Toxocariasis in humans is caused by infection with larvae of Toxocara spp., which are common ascarid roundworms of mammals. Confirmed zoonotic species include the dog roundworm T. canis (presumed most common) and the cat roundworm T. cati (frequency not known). It is not known whether other closely-related Toxocara species can infect humans (e.g. T. malaysiensis of cats).
Toxocara spp. can also be transmitted indirectly through ingestion of paratenic hosts. Eggs ingested by suitable paratenic hosts hatch and larvae penetrate the gut wall and migrate into various tissues where they encyst . The life cycle is completed when definitive hosts consume larvae within paratenic host tissue , and the larvae develop into adult worms in the small intestine.
Humans are accidental hosts who become infected by ingesting infective eggs or undercooked meat/viscera of infected paratenic hosts . After ingestion, the eggs hatch and larvae penetrate the intestinal wall and are carried by the circulation to a variety of tissues (liver, heart, lungs, brain, muscle, eyes) . While the larvae do not undergo any further development in these sites, they can cause local reactions and mechanical damage that causes clinical toxocariasis.
Toxocara canis infects essentially all wild and domestic canids; patent infections are more prevalent among puppies than older dogs. T. cati is found in wild and domestic felids of all ages, but patent infections are slightly more common in kittens.
Paratenic host ranges for both species encompass numerous species of mammals and birds. Livestock are important paratenic hosts; some human cases have been linked to consumption of undercooked beef, lamb, chicken, and duck meat (particularly liver). Cockroaches and earthworms have been experimentally infected, and could possibly serve as paratenic or transport hosts.
Toxocara canis and T. cati are cosmopolitan parasites of domestic dogs and cats. While common globally, prevalence in both animals and people is highest in developing countries. In developed countries, more infections are detected among persons in lower socioeconomic strata.
The main clinical presentations of toxocariasis are visceral larva migrans (VLM) and ocular larva migrans (OLM), although most infections are asymptomatic. In VLM, which occurs mostly in preschool children, the larvae invade multiple tissues (commonly liver, lung, skeletal muscle, occasionally heart) and cause various nonspecific symptoms (e.g. fever, myalgia, weight loss, cough, rashes, hepatosplenomegaly) usually accompanied by hypereosinophilia.

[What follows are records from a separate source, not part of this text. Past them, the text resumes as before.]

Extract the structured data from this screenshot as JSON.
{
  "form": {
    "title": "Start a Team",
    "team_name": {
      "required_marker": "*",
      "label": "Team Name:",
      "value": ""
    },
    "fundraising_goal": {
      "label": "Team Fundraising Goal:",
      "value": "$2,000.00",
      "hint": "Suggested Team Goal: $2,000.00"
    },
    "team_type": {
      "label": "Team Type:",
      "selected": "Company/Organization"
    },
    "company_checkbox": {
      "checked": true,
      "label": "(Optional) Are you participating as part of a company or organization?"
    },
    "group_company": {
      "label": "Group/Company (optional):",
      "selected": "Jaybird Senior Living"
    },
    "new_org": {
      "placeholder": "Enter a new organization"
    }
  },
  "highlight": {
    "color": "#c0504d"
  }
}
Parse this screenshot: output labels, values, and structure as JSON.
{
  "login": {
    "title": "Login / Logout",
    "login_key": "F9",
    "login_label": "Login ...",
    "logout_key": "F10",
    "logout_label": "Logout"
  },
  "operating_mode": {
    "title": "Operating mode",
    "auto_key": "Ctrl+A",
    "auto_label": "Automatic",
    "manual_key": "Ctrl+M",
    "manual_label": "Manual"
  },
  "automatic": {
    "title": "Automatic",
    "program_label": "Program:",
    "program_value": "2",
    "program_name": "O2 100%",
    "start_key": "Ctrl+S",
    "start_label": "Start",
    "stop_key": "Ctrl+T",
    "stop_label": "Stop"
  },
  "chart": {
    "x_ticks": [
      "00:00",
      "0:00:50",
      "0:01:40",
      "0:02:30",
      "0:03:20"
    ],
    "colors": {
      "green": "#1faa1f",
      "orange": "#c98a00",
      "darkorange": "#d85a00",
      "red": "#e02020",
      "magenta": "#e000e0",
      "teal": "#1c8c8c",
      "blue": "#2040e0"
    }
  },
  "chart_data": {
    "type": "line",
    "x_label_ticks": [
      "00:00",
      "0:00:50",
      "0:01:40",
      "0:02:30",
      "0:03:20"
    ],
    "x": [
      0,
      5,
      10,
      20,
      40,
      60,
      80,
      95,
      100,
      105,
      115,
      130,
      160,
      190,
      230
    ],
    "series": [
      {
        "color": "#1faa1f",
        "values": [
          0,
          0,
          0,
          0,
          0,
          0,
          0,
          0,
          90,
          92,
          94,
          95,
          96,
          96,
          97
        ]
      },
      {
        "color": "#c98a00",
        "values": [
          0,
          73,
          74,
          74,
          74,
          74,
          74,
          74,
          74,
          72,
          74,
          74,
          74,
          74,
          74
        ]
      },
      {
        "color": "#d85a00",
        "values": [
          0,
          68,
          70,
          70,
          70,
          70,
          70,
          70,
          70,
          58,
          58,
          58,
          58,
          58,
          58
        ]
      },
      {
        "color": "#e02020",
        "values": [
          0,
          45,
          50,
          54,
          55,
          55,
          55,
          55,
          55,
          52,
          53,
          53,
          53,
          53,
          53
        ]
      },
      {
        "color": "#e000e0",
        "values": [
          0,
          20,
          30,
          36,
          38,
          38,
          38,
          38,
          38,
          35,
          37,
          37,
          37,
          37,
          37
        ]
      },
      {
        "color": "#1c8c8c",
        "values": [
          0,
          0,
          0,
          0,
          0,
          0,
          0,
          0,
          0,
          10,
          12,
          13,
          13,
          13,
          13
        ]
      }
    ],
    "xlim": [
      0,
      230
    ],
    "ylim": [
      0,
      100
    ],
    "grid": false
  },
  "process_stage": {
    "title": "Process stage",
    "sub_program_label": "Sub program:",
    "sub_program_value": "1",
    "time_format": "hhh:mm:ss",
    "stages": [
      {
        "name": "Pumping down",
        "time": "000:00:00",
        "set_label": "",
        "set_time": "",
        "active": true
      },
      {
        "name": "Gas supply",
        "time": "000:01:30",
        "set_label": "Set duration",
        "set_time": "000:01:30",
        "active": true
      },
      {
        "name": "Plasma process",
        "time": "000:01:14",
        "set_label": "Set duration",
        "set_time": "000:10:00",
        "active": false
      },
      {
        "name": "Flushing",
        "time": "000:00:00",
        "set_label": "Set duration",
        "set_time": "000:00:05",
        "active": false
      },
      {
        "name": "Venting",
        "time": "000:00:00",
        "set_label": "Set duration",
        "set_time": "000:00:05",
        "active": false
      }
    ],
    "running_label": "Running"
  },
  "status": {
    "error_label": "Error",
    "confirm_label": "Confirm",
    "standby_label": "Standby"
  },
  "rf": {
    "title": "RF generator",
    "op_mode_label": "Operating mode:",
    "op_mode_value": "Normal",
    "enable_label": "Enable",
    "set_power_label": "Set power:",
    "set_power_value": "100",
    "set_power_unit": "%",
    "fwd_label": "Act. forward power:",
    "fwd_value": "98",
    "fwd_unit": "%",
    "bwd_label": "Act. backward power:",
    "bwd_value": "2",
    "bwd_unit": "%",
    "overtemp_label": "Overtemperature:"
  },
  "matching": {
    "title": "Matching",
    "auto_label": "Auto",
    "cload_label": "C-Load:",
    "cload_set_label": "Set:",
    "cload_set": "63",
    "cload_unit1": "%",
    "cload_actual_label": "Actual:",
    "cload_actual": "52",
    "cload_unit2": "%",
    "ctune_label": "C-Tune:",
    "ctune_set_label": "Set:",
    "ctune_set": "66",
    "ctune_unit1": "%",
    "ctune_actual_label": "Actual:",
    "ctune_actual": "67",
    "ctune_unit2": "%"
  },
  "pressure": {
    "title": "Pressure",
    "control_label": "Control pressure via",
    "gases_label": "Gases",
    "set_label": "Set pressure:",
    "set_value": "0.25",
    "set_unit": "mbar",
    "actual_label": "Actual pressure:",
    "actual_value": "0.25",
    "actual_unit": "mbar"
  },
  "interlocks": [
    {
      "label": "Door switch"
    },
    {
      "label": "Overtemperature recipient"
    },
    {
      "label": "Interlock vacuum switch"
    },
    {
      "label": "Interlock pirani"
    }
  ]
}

Migration to the central nervous system (neurotoxocariasis or neural larva migrans (NLM)) is uncommon and can cause eosinophilic meningoencephalitis. Death can occur in instances of severe cardiac, pulmonary, or neurologic involvement.

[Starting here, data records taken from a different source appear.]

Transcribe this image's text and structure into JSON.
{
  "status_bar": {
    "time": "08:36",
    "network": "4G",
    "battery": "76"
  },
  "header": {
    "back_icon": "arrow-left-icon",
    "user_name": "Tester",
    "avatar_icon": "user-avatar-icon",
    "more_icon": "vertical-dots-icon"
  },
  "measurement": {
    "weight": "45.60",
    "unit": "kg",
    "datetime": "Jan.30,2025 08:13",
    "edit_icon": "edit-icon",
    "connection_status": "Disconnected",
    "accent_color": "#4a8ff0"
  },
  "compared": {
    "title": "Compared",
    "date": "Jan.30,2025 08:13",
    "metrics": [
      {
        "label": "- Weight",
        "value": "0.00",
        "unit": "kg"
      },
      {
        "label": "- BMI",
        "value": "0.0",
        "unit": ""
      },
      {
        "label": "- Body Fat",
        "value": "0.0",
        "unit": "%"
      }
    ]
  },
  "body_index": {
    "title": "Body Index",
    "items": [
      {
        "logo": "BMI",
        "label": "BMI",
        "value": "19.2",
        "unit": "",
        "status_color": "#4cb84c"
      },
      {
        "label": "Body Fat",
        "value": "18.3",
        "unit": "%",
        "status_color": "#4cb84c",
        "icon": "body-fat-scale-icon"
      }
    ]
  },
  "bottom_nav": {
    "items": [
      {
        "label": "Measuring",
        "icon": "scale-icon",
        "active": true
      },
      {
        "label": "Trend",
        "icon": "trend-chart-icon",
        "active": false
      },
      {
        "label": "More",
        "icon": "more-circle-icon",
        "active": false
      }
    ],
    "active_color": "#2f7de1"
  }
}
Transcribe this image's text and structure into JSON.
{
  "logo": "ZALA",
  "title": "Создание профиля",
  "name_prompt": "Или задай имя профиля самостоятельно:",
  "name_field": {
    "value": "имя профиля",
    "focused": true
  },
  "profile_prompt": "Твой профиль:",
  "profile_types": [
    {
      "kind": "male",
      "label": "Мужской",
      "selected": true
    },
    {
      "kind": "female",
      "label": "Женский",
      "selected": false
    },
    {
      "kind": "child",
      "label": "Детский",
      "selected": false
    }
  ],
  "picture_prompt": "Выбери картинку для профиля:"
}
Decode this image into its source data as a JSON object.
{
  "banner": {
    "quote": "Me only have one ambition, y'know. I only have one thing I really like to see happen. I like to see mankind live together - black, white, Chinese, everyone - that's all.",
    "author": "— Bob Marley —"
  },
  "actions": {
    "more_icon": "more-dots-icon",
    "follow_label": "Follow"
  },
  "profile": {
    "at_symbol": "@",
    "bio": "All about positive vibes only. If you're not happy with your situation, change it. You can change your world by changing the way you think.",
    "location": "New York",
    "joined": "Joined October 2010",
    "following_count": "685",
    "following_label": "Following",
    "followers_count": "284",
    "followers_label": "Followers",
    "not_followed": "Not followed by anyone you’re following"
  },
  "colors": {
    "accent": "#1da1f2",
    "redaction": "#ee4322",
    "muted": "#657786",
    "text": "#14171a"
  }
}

In OLM, the larvae produce various ophthalmologic lesions, and may cause diffuse unilateral subacute neuroretinitis (DUSN). Involvement is typically unilateral (affecting one eye) and associated visual impairment usually presents with uveitis, retinitis, or endophthalmitis; permanent visual damage or blindness can occur. Associated larval granulomas have in some cases have been misdiagnosed as retinoblastoma. OLM most often occurs in older children or young adults, who uncommonly have visceral manifestations.